There’s something special about releasing a piece of software into the world. It invokes a certain level of excitement and requires a level of vulnerability which is unlike anything else I have experienced. Seeing your dreams and your hard work come to life in the form of an application or “app” is something else. For many software developers or designers, the feelings associated with creating something out of nothing is a major motivator. In this article, I will discuss two of the mental challenges associated with shipping an app as an independent app developer.
There are two categories of emotions involved in this scenario. In the first category, there is tremendous excitement. The moment you receive the notification that your app is now “in review” is unlike any other. Your heart begins to race! Knowing that after numerous hours of toil working on the app and several moments of frustration, your app is inching ever-closer to being public. All of the time and effort is about to become something real to the outside world. This thing you have worked on will now be available for others to download.
On the other hand there is this fear. There is fear it won’t be good enough. You start asking yourself questions like, “will anyone download the app?” If your app is a true first version, then it probably lacks some level of polish or functionality you desire in your application in an effort to publish the first version. First versions vary greatly in the amount of features or polish they contain. Many first versions, or 1.0, serve as a proof of concept. Applications for corporations or organizations tend to have a longer initial development cycle when compared to personal or independent projects.
The application purpose often dictates the amount of features which go into the first version. If the application is for an employer, then most likely the app is built according to a project specification which was created by a team of people. If this version is for your own personal project, then you have more control as to what goes into the first version. This is where I found myself when releasing Pure Trivia. I was the one creating the specifications and I was the one implementing the specifications.

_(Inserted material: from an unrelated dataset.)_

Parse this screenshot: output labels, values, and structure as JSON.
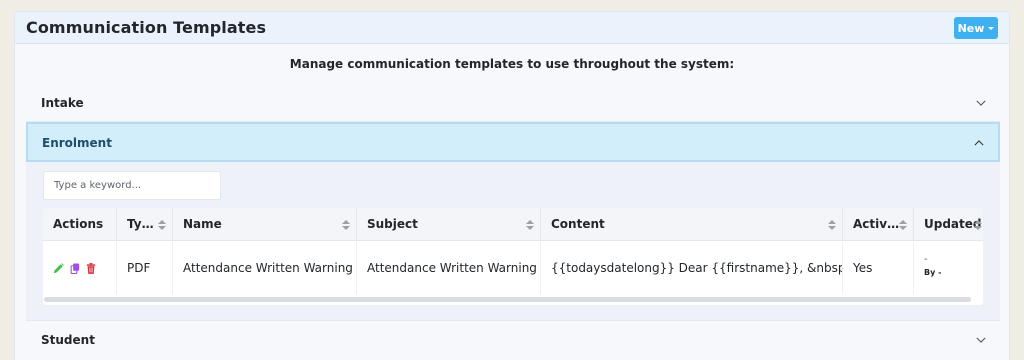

What it takes to build something great is a bit of an acquired set of skills. It is knowing when to ship the first version. Knowing what the product needs to prove the concept to your audience. It is recognizing what is truly important for your project and letting that guide your decisions. It is deciding to ship something “good enough to move on” (Craig Groeschel) versus not shipping something at all because it is not “perfect.” It is overcoming the internal battle of vulnerability so your product can be seen. It is knowing that no matter the level of polish, others will find things to criticize.

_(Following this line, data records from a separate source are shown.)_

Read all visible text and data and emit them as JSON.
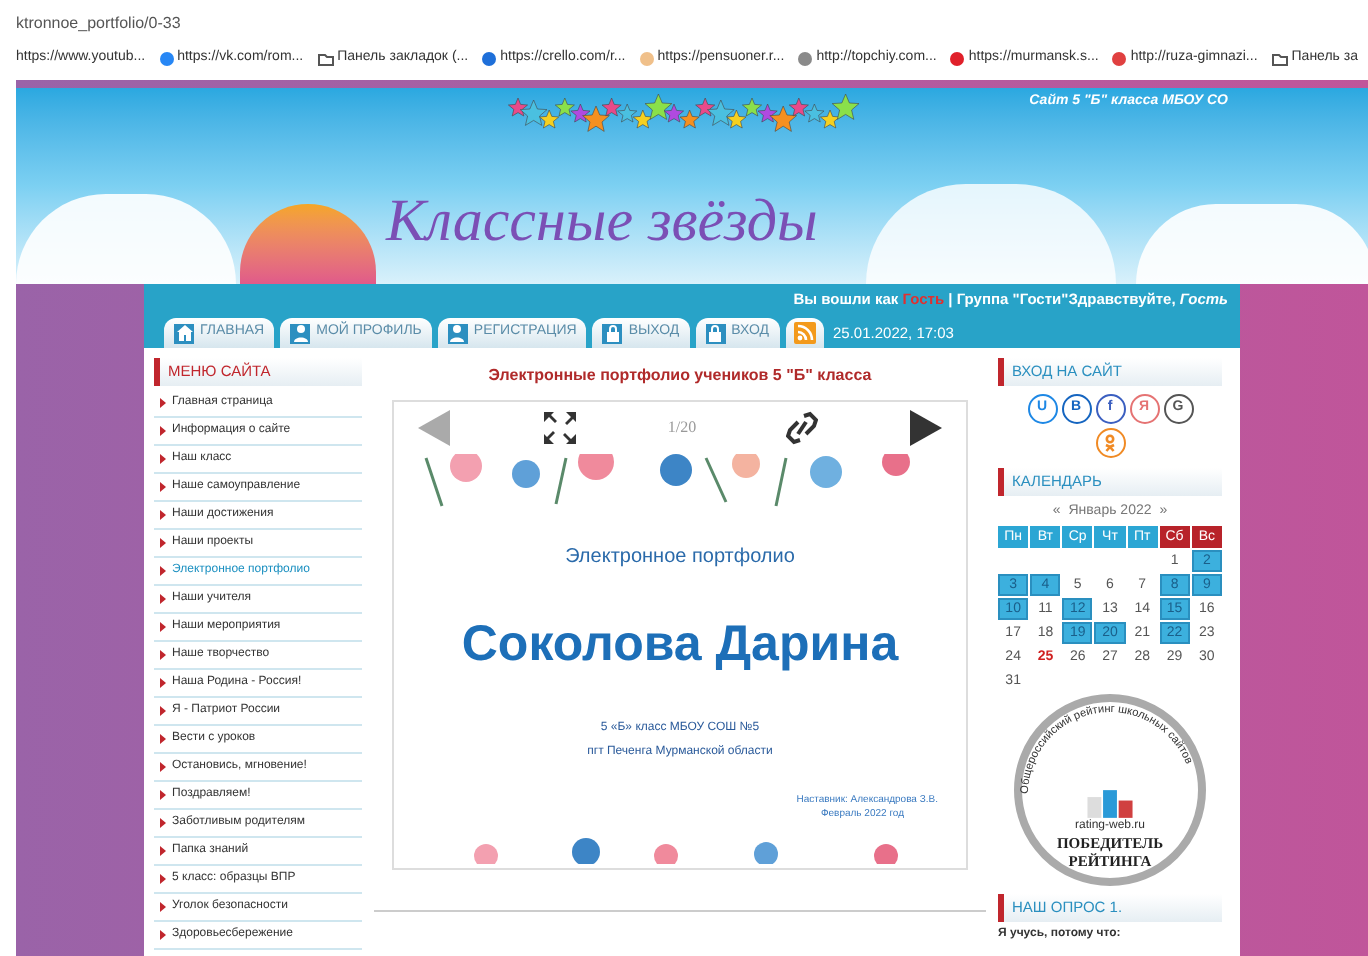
{
  "address": "ktronnoe_portfolio/0-33",
  "bookmarks": [
    {
      "kind": "plain",
      "label": "https://www.youtub..."
    },
    {
      "kind": "site",
      "color": "#2787f5",
      "label": "https://vk.com/rom..."
    },
    {
      "kind": "folder",
      "label": "Панель закладок (..."
    },
    {
      "kind": "site",
      "color": "#1e6fd9",
      "label": "https://crello.com/r..."
    },
    {
      "kind": "site",
      "color": "#f0c08a",
      "label": "https://pensuoner.r..."
    },
    {
      "kind": "site",
      "color": "#8a8a8a",
      "label": "http://topchiy.com..."
    },
    {
      "kind": "site",
      "color": "#e0202a",
      "label": "https://murmansk.s..."
    },
    {
      "kind": "site",
      "color": "#e04040",
      "label": "http://ruza-gimnazi..."
    },
    {
      "kind": "folder",
      "label": "Панель за"
    }
  ],
  "banner": {
    "caption": "Сайт 5 \"Б\" класса МБОУ СО",
    "title": "Классные звёзды"
  },
  "user_status": [
    {
      "kind": "normal",
      "text": "Вы вошли как "
    },
    {
      "kind": "highlight",
      "text": "Гость"
    },
    {
      "kind": "normal",
      "text": " | Группа \"Гости\"Здравствуйте, "
    },
    {
      "kind": "italic",
      "text": "Гость"
    }
  ],
  "tabs": [
    {
      "kind": "home",
      "label": "ГЛАВНАЯ",
      "selected": false
    },
    {
      "kind": "user",
      "label": "МОЙ ПРОФИЛЬ",
      "selected": false
    },
    {
      "kind": "user",
      "label": "РЕГИСТРАЦИЯ",
      "selected": false
    },
    {
      "kind": "lock",
      "label": "ВЫХОД",
      "selected": false
    },
    {
      "kind": "lock",
      "label": "ВХОД",
      "selected": false
    },
    {
      "kind": "rss",
      "selected": false
    }
  ],
  "datetime": "25.01.2022, 17:03",
  "menu": {
    "title": "МЕНЮ САЙТА",
    "items": [
      {
        "label": "Главная страница",
        "selected": false
      },
      {
        "label": "Информация о сайте",
        "selected": false
      },
      {
        "label": "Наш класс",
        "selected": false
      },
      {
        "label": "Наше самоуправление",
        "selected": false
      },
      {
        "label": "Наши достижения",
        "selected": false
      },
      {
        "label": "Наши проекты",
        "selected": false
      },
      {
        "label": "Электронное портфолио",
        "selected": true
      },
      {
        "label": "Наши учителя",
        "selected": false
      },
      {
        "label": "Наши мероприятия",
        "selected": false
      },
      {
        "label": "Наше творчество",
        "selected": false
      },
      {
        "label": "Наша Родина - Россия!",
        "selected": false
      },
      {
        "label": "Я - Патриот России",
        "selected": false
      },
      {
        "label": "Вести с уроков",
        "selected": false
      },
      {
        "label": "Остановись, мгновение!",
        "selected": false
      },
      {
        "label": "Поздравляем!",
        "selected": false
      },
      {
        "label": "Заботливым родителям",
        "selected": false
      },
      {
        "label": "Папка знаний",
        "selected": false
      },
      {
        "label": "5 класс: образцы ВПР",
        "selected": false
      },
      {
        "label": "Уголок безопасности",
        "selected": false
      },
      {
        "label": "Здоровьесбережение",
        "selected": false
      }
    ]
  },
  "content": {
    "heading": "Электронные портфолио учеников 5 \"Б\" класса",
    "viewer": {
      "counter": "1/20",
      "slide": {
        "subtitle": "Электронное портфолио",
        "name": "Соколова Дарина",
        "line_1": "5 «Б» класс МБОУ СОШ №5",
        "line_2": "пгт Печенга Мурманской области",
        "footer_1": "Наставник: Александрова З.В.",
        "footer_2": "Февраль 2022 год"
      }
    }
  },
  "login": {
    "title": "ВХОД НА САЙТ",
    "providers": [
      {
        "kind": "letter",
        "label": "U",
        "color": "#1e88e5"
      },
      {
        "kind": "letter",
        "label": "B",
        "color": "#1565c0"
      },
      {
        "kind": "letter",
        "label": "f",
        "color": "#3b5fc0"
      },
      {
        "kind": "letter",
        "label": "Я",
        "color": "#e57373"
      },
      {
        "kind": "letter",
        "label": "G",
        "color": "#555555"
      },
      {
        "kind": "ok",
        "color": "#f08a24"
      }
    ]
  },
  "calendar": {
    "title": "КАЛЕНДАРЬ",
    "prev": "«",
    "month": "Январь 2022",
    "next": "»",
    "weekdays": [
      {
        "label": "Пн",
        "weekend": false
      },
      {
        "label": "Вт",
        "weekend": false
      },
      {
        "label": "Ср",
        "weekend": false
      },
      {
        "label": "Чт",
        "weekend": false
      },
      {
        "label": "Пт",
        "weekend": false
      },
      {
        "label": "Сб",
        "weekend": true
      },
      {
        "label": "Вс",
        "weekend": true
      }
    ],
    "weeks": [
      {
        "right_aligned": true,
        "days": [
          {
            "day": "1",
            "linked": false,
            "today": false
          },
          {
            "day": "2",
            "linked": true,
            "today": false
          }
        ]
      },
      {
        "right_aligned": false,
        "days": [
          {
            "day": "3",
            "linked": true,
            "today": false
          },
          {
            "day": "4",
            "linked": true,
            "today": false
          },
          {
            "day": "5",
            "linked": false,
            "today": false
          },
          {
            "day": "6",
            "linked": false,
            "today": false
          },
          {
            "day": "7",
            "linked": false,
            "today": false
          },
          {
            "day": "8",
            "linked": true,
            "today": false
          },
          {
            "day": "9",
            "linked": true,
            "today": false
          }
        ]
      },
      {
        "right_aligned": false,
        "days": [
          {
            "day": "10",
            "linked": true,
            "today": false
          },
          {
            "day": "11",
            "linked": false,
            "today": false
          },
          {
            "day": "12",
            "linked": true,
            "today": false
          },
          {
            "day": "13",
            "linked": false,
            "today": false
          },
          {
            "day": "14",
            "linked": false,
            "today": false
          },
          {
            "day": "15",
            "linked": true,
            "today": false
          },
          {
            "day": "16",
            "linked": false,
            "today": false
          }
        ]
      },
      {
        "right_aligned": false,
        "days": [
          {
            "day": "17",
            "linked": false,
            "today": false
          },
          {
            "day": "18",
            "linked": false,
            "today": false
          },
          {
            "day": "19",
            "linked": true,
            "today": false
          },
          {
            "day": "20",
            "linked": true,
            "today": false
          },
          {
            "day": "21",
            "linked": false,
            "today": false
          },
          {
            "day": "22",
            "linked": true,
            "today": false
          },
          {
            "day": "23",
            "linked": false,
            "today": false
          }
        ]
      },
      {
        "right_aligned": false,
        "days": [
          {
            "day": "24",
            "linked": false,
            "today": false
          },
          {
            "day": "25",
            "linked": false,
            "today": true
          },
          {
            "day": "26",
            "linked": false,
            "today": false
          },
          {
            "day": "27",
            "linked": false,
            "today": false
          },
          {
            "day": "28",
            "linked": false,
            "today": false
          },
          {
            "day": "29",
            "linked": false,
            "today": false
          },
          {
            "day": "30",
            "linked": false,
            "today": false
          }
        ]
      },
      {
        "right_aligned": false,
        "days": [
          {
            "day": "31",
            "linked": false,
            "today": false
          }
        ]
      }
    ]
  },
  "rating_badge": {
    "arc_text": "Общероссийский рейтинг школьных сайтов",
    "site": "rating-web.ru",
    "line_1": "ПОБЕДИТЕЛЬ",
    "line_2": "РЕЙТИНГА"
  },
  "poll": {
    "title": "НАШ ОПРОС 1.",
    "question": "Я учусь, потому что:"
  }
}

I’ll be the first to say that this article is probably not the roadmap to greatness which you desired when you tapped or clicked on it. I do hope that it will shed some light on the psychology or mental challenges involved in shipping great software. I hope it encourages others to be vulnerable and share their creation with the world. I hope that it educates the general public on what exactly goes into building the apps they download each and every day.